But Engineering, Printing and Manufacturing Union (EPMU) national secretary Andrew Little said the action was restricted only to Air New Zealand planes.
In an internal memorandum issued to staff on Friday, Air NZ's general manager technical operations Chris Nassenstein said Hawaiian Airlines cancelled airplane checks with Air NZ, and moved them to the United States.
Mr Nassenstein said the decision had "serious implications" for the five-year contract, which was still in its first year.
Virgin Blue and Pacific Blue also cancelled heavy maintenance checks at Air NZ's Christchurch base, preferring to have the checks done in Australia in light of the industrial action.
The airlines were able to cancel their contracts because of the industrial action, Mr Nassenstein said.
Last Friday, engineers refused to tow aircraft in or out of hangars, and from this Friday they will refuse to do engine testing, but only on Air NZ planes.
EPMU and Marine Engineers Association members, who make up the vast majority of Air NZ's engineering workforce, are seeking a 5.8 percent pay rise.

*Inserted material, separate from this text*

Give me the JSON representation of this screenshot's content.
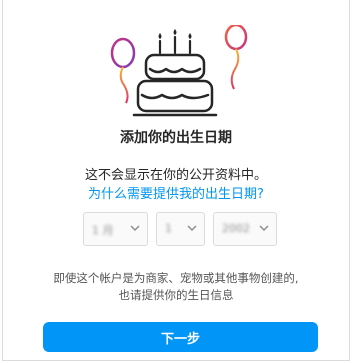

They have voted not to accept an offer from the company that amounted to 3.92 percent over a year.
They have already imposed a ban on overtime.

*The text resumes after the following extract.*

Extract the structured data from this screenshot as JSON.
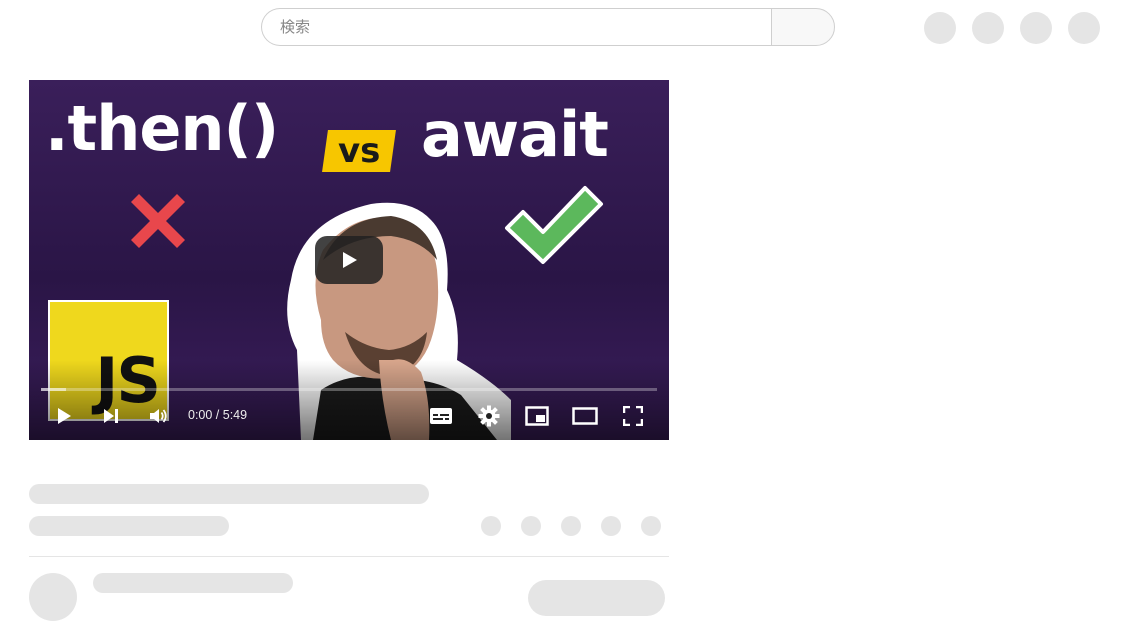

The unions and Air NZ have been in informal talks and hope to restart formal negotiations on Friday, Mr Little said.
He said the engineers concerns arose from "residual issues" from the 2006 restructure.
"There's no question that, from our point of view, the deal last time didn't have enough value in and they're after more."